# ASSIGNMENT:
Give back a single figure: the number of lines in the entries below that contain "August".

[Website and app data records]
○ ○ ○ ○ ○ ○ ○

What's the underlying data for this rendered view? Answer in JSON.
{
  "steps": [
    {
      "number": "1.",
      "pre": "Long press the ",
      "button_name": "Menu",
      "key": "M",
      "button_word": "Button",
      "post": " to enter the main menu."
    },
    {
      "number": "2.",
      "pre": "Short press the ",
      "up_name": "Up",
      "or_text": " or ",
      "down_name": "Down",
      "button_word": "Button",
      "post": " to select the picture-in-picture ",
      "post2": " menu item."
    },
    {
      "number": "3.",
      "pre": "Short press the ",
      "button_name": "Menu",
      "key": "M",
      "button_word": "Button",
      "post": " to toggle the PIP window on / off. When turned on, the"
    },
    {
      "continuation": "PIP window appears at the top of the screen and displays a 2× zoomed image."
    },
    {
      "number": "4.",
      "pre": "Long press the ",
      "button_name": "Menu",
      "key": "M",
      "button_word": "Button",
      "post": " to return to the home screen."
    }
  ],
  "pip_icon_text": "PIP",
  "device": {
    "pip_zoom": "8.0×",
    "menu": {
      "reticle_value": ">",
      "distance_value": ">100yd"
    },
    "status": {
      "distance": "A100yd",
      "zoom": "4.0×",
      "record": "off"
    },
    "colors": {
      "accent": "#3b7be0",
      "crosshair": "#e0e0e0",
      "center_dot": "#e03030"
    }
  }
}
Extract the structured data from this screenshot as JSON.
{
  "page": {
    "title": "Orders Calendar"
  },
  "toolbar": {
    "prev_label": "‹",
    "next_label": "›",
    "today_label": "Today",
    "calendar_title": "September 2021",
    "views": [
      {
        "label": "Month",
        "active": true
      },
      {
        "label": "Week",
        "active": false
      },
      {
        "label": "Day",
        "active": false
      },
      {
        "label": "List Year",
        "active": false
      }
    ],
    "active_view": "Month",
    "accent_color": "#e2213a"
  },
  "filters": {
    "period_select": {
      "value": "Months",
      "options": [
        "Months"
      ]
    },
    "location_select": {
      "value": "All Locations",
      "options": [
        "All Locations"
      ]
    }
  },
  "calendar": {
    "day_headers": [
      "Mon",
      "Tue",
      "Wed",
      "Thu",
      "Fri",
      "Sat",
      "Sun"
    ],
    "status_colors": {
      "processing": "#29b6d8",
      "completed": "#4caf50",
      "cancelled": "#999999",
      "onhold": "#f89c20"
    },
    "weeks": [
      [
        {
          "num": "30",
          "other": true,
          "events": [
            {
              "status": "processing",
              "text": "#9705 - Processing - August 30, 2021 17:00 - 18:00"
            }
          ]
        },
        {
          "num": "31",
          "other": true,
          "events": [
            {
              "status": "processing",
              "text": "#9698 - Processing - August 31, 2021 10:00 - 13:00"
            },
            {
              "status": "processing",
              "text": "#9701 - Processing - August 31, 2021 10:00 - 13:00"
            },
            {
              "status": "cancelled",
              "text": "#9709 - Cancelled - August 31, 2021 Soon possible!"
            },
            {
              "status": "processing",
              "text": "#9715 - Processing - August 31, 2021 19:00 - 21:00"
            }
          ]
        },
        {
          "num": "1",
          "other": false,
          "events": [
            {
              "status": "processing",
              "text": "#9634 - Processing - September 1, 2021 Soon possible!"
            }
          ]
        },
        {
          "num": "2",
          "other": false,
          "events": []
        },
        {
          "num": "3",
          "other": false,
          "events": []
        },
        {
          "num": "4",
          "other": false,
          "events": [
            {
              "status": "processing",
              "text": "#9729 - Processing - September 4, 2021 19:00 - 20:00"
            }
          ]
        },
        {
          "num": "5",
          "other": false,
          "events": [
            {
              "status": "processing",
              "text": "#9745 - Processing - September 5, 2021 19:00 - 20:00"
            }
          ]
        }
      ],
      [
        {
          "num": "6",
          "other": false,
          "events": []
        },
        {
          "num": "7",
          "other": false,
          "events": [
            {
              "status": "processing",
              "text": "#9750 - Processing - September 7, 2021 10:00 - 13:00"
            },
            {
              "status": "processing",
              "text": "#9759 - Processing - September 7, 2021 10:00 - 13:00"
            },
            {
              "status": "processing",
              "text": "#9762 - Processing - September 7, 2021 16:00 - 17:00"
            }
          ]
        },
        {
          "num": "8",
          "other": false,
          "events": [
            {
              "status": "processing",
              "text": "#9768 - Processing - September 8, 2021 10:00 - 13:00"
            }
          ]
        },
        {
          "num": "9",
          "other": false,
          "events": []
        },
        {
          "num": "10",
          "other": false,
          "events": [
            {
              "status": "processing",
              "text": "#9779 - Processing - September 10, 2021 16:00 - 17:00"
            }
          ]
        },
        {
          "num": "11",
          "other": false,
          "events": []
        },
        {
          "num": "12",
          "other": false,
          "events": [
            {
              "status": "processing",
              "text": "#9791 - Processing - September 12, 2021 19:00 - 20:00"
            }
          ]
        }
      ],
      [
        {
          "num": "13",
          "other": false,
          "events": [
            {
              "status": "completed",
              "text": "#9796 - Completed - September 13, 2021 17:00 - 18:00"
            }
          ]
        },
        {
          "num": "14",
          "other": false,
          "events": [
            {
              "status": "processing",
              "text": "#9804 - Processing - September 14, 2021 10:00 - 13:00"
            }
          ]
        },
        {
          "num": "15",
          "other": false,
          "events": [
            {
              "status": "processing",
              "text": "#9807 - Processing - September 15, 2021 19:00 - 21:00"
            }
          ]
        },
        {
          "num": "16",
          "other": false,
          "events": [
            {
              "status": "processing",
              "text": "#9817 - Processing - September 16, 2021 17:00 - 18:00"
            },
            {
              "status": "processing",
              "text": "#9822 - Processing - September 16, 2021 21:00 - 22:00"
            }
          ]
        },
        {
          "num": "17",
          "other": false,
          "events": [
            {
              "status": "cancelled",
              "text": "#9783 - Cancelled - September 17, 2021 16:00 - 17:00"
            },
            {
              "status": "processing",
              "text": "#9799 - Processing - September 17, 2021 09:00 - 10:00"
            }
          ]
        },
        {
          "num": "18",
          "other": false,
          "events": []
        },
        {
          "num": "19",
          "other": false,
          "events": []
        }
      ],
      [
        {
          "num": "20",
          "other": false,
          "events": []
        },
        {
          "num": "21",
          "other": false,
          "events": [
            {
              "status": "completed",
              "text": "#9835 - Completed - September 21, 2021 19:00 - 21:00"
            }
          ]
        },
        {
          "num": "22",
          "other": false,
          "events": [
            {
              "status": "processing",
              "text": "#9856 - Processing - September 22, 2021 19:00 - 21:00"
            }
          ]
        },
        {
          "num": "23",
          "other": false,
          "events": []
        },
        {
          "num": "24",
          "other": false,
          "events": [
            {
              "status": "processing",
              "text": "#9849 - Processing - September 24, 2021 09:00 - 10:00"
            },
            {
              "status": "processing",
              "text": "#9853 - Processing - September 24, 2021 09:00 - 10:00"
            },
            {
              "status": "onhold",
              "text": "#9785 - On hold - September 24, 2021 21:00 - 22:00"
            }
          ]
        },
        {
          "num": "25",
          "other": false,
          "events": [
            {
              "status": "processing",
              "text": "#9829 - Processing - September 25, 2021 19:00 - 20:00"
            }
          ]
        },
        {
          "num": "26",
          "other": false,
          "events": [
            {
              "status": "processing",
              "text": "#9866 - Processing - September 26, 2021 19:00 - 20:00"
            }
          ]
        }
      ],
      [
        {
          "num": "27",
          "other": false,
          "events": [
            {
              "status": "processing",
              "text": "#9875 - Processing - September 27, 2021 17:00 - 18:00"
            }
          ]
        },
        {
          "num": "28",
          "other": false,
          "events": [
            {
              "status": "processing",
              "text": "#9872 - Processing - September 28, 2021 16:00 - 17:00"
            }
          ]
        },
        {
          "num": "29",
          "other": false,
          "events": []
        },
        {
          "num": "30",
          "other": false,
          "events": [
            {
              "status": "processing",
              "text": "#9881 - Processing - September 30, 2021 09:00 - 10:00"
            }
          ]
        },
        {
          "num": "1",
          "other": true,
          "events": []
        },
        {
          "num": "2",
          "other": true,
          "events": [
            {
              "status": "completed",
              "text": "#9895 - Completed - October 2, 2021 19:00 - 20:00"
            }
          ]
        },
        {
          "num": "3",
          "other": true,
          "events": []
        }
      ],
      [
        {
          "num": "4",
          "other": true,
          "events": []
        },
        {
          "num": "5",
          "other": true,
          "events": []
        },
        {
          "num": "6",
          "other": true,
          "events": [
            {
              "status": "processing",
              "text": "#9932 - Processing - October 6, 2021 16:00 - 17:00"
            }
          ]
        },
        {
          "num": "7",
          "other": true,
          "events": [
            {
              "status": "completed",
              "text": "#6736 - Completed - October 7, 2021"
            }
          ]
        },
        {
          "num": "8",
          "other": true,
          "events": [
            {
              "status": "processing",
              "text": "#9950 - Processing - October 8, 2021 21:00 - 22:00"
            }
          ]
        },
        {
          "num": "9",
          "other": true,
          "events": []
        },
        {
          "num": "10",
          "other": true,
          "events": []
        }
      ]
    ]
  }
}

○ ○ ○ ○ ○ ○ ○

# ANSWER BELOW:
5